The Internal Revenue Service holds spouses responsible for each other’s tax payments when they submit joint tax returns, a rule that is not necessarily absolved when such filers end their marriages. In some cases, however, Texas divorcees may be able to successfully request partial relief, ultimately reducing their liabilities. There are several types of relief available to joint filers, each of which is designed for application under certain circumstances.
It is important for tax filers in Texas to understand the filing options available to them. Applying for certain credits, staying current with IRS procedural changes and understanding the intricacies of federal tax law can mean a difference of thousands of dollars in tax payments. However, obtaining a working knowledge of such complex matters is enormously demanding of one’s time and financial resources, making it useful to meet with a Texas attorney that has a working knowledge of the U.S. tax system. This is especially important for estate taxes and similar issues, as the law regarding such matters change on a fairly regular basis.
Separation of liability relief is useful for situations in which a filer is deemed liable for taxes for an item that was never appropriately reported, as it allows one to request that the IRS allocate that charge to another party. Innocent spouse relief is typically used in situations where one is found liable for taxes, because the other filer failed to correctly claim deductions, report income or list accurate information on the joint tax return. If accepted, an innocent spouse relief application effectively absolves one of responsibility for a portion of their delinquent taxes.
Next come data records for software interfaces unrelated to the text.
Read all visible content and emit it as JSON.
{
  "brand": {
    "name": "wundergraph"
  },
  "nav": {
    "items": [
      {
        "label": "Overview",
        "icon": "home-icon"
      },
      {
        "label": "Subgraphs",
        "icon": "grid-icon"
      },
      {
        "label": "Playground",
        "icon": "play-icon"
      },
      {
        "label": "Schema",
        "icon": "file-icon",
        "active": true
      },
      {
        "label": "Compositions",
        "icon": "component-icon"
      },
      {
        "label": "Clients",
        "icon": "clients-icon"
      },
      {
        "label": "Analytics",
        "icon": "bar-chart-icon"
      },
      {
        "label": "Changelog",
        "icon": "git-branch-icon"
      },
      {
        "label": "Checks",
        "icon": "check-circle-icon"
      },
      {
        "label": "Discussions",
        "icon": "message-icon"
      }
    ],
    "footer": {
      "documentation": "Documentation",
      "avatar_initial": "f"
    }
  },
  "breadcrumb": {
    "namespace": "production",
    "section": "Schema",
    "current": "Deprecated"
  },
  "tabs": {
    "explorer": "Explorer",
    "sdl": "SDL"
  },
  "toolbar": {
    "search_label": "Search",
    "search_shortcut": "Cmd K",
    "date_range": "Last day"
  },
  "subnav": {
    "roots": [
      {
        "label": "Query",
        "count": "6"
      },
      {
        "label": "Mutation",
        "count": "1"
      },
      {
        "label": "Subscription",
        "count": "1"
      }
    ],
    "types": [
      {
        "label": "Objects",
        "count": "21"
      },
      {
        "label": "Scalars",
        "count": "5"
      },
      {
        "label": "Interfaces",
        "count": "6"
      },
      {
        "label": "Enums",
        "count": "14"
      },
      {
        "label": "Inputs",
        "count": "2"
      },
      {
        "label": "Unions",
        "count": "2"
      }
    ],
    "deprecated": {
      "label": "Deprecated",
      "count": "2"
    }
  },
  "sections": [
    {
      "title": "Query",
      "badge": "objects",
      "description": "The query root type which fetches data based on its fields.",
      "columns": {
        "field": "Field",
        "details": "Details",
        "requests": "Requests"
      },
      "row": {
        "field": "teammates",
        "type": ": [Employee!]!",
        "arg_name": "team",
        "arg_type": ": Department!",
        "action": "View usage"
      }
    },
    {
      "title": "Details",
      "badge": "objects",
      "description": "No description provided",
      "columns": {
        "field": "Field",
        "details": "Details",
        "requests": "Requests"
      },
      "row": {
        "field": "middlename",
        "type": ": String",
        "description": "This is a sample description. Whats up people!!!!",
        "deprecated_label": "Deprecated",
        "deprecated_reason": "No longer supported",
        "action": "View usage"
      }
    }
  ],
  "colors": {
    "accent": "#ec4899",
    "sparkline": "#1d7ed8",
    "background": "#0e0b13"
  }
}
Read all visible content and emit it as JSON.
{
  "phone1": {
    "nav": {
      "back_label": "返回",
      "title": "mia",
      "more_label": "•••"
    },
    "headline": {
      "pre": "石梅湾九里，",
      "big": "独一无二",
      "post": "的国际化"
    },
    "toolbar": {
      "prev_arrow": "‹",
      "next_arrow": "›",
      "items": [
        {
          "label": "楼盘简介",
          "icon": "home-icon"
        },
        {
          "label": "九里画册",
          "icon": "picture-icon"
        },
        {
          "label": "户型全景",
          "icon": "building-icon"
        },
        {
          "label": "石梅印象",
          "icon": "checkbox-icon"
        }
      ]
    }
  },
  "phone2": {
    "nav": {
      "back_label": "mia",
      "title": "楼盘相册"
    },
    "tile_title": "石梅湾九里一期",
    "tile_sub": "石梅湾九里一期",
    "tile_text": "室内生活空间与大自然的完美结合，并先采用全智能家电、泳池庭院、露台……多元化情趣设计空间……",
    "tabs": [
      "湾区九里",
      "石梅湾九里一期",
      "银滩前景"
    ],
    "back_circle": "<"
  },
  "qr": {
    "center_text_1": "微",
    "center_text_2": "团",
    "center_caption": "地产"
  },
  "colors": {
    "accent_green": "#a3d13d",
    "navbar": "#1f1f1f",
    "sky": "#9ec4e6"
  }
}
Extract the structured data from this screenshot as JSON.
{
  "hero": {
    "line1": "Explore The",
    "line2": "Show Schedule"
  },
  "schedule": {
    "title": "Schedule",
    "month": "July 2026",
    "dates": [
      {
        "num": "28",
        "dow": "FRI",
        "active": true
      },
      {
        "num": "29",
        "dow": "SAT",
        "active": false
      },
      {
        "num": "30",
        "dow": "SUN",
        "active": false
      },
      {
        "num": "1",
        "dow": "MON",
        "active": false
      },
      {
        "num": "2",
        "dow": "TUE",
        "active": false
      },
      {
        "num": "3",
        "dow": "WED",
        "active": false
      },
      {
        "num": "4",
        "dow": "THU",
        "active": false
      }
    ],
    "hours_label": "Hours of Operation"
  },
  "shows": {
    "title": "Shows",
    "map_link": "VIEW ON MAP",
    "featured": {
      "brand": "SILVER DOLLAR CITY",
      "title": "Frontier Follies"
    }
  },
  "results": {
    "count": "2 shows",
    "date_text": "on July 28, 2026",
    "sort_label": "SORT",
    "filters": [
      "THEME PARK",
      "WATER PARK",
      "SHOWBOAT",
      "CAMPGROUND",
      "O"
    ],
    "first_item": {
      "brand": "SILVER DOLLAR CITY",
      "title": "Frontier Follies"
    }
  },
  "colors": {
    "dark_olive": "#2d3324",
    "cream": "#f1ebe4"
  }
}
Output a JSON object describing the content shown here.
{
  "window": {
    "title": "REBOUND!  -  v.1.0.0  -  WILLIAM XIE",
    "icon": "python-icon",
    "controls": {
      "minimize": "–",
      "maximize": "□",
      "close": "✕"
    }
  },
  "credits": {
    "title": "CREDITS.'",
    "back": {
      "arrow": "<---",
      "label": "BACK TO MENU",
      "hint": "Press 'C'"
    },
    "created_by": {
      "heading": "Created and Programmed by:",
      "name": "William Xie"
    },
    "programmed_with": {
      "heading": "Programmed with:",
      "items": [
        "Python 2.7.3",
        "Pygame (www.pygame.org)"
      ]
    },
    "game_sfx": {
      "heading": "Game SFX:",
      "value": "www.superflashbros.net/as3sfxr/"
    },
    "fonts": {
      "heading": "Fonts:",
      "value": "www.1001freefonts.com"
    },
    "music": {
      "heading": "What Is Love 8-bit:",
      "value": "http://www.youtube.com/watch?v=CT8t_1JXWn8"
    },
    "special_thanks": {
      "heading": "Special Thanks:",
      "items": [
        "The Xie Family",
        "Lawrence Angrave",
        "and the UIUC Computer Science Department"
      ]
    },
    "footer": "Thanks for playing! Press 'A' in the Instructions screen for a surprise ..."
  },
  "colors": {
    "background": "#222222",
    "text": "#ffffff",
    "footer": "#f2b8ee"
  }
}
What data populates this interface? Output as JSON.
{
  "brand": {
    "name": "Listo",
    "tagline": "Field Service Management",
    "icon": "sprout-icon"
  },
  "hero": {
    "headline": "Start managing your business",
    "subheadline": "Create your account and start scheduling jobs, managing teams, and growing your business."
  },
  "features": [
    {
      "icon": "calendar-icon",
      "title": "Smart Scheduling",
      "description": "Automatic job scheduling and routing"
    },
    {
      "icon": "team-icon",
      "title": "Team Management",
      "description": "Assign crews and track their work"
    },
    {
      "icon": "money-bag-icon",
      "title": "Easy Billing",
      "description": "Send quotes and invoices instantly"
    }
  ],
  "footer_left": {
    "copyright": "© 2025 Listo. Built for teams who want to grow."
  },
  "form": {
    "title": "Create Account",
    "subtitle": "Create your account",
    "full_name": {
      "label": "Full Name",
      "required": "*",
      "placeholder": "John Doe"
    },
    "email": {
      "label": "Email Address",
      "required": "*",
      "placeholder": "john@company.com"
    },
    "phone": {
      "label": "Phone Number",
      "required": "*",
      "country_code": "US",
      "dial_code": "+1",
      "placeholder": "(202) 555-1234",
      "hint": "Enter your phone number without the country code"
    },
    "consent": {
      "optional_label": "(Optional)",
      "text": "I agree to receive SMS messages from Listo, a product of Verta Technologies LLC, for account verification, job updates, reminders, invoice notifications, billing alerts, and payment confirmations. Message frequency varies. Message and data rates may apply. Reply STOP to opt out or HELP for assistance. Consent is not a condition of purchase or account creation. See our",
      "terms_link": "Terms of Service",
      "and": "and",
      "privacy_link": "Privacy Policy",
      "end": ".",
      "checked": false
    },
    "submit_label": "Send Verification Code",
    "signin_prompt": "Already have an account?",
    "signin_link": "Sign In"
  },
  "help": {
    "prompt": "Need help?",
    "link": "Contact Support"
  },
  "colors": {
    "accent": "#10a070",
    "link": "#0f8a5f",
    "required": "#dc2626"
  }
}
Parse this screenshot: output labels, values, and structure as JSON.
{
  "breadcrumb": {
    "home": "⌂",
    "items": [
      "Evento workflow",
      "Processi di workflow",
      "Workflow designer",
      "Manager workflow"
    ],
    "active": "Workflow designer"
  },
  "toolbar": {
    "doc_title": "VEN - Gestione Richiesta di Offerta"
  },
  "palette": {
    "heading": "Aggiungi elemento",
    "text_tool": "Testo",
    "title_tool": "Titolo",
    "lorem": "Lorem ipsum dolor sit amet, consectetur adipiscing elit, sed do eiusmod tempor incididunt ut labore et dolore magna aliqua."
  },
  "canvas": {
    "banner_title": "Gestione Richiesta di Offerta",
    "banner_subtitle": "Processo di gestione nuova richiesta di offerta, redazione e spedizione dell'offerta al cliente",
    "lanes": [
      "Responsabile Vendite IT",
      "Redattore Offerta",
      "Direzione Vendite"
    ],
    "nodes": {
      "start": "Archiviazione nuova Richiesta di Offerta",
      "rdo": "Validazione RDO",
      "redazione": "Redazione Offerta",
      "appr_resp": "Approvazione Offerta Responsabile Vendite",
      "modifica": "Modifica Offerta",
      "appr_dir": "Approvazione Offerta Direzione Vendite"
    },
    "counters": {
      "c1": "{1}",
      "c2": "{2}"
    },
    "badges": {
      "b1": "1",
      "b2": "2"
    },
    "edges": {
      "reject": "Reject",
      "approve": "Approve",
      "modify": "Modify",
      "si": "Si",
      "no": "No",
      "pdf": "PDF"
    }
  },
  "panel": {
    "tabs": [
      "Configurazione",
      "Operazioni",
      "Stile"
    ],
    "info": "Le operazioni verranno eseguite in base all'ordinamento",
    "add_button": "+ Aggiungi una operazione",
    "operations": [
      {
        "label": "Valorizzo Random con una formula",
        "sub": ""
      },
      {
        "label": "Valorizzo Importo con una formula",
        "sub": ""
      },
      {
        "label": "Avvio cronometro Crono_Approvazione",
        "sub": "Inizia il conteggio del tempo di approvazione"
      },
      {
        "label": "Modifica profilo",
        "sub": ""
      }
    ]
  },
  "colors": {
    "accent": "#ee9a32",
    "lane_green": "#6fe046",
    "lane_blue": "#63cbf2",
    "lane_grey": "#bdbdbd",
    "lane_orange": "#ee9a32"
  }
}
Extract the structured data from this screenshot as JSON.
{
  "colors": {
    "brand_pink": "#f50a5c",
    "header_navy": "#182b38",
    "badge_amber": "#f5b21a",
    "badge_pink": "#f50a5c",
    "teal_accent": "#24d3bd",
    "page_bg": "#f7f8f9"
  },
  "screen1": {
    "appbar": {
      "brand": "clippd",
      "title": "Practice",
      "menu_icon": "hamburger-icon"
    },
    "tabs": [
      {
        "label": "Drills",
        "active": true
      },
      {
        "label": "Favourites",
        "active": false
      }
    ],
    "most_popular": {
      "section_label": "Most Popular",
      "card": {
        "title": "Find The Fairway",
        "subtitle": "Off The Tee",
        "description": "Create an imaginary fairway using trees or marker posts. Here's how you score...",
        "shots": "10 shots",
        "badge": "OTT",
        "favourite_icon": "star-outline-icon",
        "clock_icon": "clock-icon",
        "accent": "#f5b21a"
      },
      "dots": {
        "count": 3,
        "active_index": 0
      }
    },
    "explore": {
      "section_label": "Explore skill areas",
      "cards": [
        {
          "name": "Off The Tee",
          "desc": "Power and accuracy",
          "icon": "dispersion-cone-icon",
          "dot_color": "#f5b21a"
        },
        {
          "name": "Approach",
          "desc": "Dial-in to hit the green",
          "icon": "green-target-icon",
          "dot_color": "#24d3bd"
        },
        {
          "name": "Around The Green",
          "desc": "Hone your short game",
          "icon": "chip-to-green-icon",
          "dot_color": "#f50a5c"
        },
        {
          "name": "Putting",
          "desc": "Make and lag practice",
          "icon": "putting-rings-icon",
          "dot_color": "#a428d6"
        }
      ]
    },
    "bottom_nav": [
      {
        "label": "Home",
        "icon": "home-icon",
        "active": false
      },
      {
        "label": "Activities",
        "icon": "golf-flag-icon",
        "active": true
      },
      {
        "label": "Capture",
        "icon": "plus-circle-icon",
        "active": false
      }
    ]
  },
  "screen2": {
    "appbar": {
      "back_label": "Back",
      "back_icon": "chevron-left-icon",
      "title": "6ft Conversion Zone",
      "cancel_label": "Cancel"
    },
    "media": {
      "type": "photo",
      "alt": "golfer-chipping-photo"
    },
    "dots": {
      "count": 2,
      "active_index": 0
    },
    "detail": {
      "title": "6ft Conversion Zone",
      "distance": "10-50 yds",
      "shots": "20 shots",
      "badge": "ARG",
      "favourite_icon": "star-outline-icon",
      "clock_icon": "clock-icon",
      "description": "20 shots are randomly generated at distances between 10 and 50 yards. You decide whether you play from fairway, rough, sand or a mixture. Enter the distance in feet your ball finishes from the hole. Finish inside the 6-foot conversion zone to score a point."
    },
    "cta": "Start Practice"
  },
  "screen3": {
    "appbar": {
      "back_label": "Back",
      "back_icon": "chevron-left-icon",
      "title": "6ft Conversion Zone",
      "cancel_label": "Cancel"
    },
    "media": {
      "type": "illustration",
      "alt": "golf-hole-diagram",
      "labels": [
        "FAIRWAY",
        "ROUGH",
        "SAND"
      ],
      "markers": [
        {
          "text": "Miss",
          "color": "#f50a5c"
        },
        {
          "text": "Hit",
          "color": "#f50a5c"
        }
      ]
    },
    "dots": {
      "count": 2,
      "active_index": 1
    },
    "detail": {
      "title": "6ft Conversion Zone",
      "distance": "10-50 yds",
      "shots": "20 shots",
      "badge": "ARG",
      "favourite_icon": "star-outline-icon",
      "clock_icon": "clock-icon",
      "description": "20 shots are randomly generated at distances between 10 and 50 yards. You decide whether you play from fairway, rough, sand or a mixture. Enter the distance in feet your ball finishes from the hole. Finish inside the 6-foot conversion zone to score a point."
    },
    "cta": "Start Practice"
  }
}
Finally, one may file for equitable relief if one does not meet the prerequisites for liability relief or innocent spouse relief but still wishes to request assistance.
In order to file for innocent spouse relief, a Texas-based tax filer must submit a completed IRS Form 8857. Filing for other forms of tax relief necessitates the completion of separate IRS forms.
Bankrate.com, “Can divorcee get innocent spouse relief?” Judy O’Connor, Nov. 19, 2013